interest of justice, a district court may transfer any civil
action to any other district or division where it might have
been brought.” 28 U.S.C. § 1404(a). When deciding
whether or not to transfer a case under Section 1404(a), the
moving party has the burden of showing that transfer to
another forum is proper. Means v. U.S. Conference of
Catholic Bishops, 836 F.3d 643, 652 n.7 (6th Cir. 2016).
To establish that transfer is proper, the moving party must
demonstrate that (1) the transferee court is one in which the
action could have been brought initially; and (2) on balance,
a transfer would serve the convenience of the parties and
witnesses and otherwise promote the interests of justice.
Van Dusen v. Barrack, 376 U.S. 612, 616 (1964).
the Sixth Circuit has outlined a number of factors for
district courts to weigh when considering transfer of venue
motions. These factors include: “(1) the convenience of
witnesses; (2) the location of relevant documents and
relative ease of access to sources of proof; (3) the
convenience of the parties; (4) the locus of the operative
facts; (5) the availability of process to compel the
attendance of unwilling witnesses; (6) the relative means of
the parties; (7) the forum's familiarity with the
governing law; (8) the weight accorded the plaintiff's
choice of forum; and (9) trial efficiency and the interests
of justice, based on the totality of the
circumstances.” Pharmerica Corp. v. Crestwood Care
Ctr., No. 3:12-CV-00511-CRS, 2013 WL 5425247, at *1
(W.D. Ky. Sept. 26, 2013). Generally, “[a]s the
permissive language of the transfer statute suggests,
district courts have ‘broad discretion' to
determine when party ‘convenience' or ‘the
interest of justice' make a transfer appropriate.”
Reese v. CNH Am. LLC, 574 F.3d 315, 320 (6th Cir.
2009); see also Means, 836 F.3d at 651 (“[T]he
decision whether or not to transfer fell squarely within the
district court's sound discretion.”).
noted above, a district court has broad discretion to
“adjudicate motions for transfer according to an
individualized, case-by-case consideration of convenience and
fairness.” Stewart Org., 487 U.S. at 29
(internal quotation marks omitted) (quoting Van
Dusen, 376 U.S. at 612). On a motion to transfer venue
under Section 1404(a), the burden is on the moving party to

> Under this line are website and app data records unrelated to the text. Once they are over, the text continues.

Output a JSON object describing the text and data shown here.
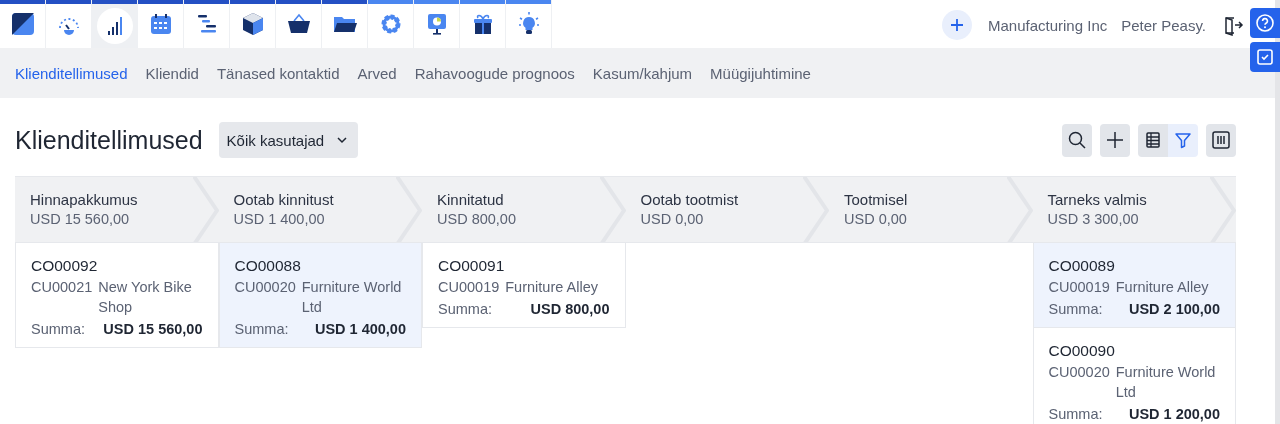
{
  "modules": [
    {
      "selected": false,
      "color": "#2450c4"
    },
    {
      "selected": false,
      "color": "#2450c4"
    },
    {
      "selected": true,
      "color": "#2450c4"
    },
    {
      "selected": false,
      "color": "#2450c4"
    },
    {
      "selected": false,
      "color": "#2450c4"
    },
    {
      "selected": false,
      "color": "#2450c4"
    },
    {
      "selected": false,
      "color": "#2450c4"
    },
    {
      "selected": false,
      "color": "#2450c4"
    },
    {
      "selected": false,
      "color": "#4a86f0"
    },
    {
      "selected": false,
      "color": "#4a86f0"
    },
    {
      "selected": false,
      "color": "#4a86f0"
    },
    {
      "selected": false,
      "color": "#4a86f0"
    }
  ],
  "header": {
    "company": "Manufacturing Inc",
    "user": "Peter Peasy."
  },
  "tabs": [
    {
      "label": "Klienditellimused",
      "selected": true
    },
    {
      "label": "Kliendid",
      "selected": false
    },
    {
      "label": "Tänased kontaktid",
      "selected": false
    },
    {
      "label": "Arved",
      "selected": false
    },
    {
      "label": "Rahavoogude prognoos",
      "selected": false
    },
    {
      "label": "Kasum/kahjum",
      "selected": false
    },
    {
      "label": "Müügijuhtimine",
      "selected": false
    }
  ],
  "page": {
    "title": "Klienditellimused",
    "filter": "Kõik kasutajad"
  },
  "view_toggle": [
    {
      "kind": "table",
      "selected": false
    },
    {
      "kind": "filter",
      "selected": true
    }
  ],
  "columns": [
    {
      "title": "Hinnapakkumus",
      "total": "USD 15 560,00",
      "cards": [
        {
          "order": "CO00092",
          "customer_code": "CU00021",
          "customer_name": "New York Bike Shop",
          "sum_label": "Summa:",
          "amount": "USD 15 560,00",
          "selected": false
        }
      ]
    },
    {
      "title": "Ootab kinnitust",
      "total": "USD 1 400,00",
      "cards": [
        {
          "order": "CO00088",
          "customer_code": "CU00020",
          "customer_name": "Furniture World Ltd",
          "sum_label": "Summa:",
          "amount": "USD 1 400,00",
          "selected": true
        }
      ]
    },
    {
      "title": "Kinnitatud",
      "total": "USD 800,00",
      "cards": [
        {
          "order": "CO00091",
          "customer_code": "CU00019",
          "customer_name": "Furniture Alley",
          "sum_label": "Summa:",
          "amount": "USD 800,00",
          "selected": false
        }
      ]
    },
    {
      "title": "Ootab tootmist",
      "total": "USD 0,00"
    },
    {
      "title": "Tootmisel",
      "total": "USD 0,00"
    },
    {
      "title": "Tarneks valmis",
      "total": "USD 3 300,00",
      "cards": [
        {
          "order": "CO00089",
          "customer_code": "CU00019",
          "customer_name": "Furniture Alley",
          "sum_label": "Summa:",
          "amount": "USD 2 100,00",
          "selected": true
        },
        {
          "order": "CO00090",
          "customer_code": "CU00020",
          "customer_name": "Furniture World Ltd",
          "sum_label": "Summa:",
          "amount": "USD 1 200,00",
          "selected": false
        }
      ]
    }
  ]
}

show that transfer to another forum is proper.
Means, 836 F.3d at 652 n.7. In order to do this the
movant must demonstrate that the transfer court has both
subject matter and personal ...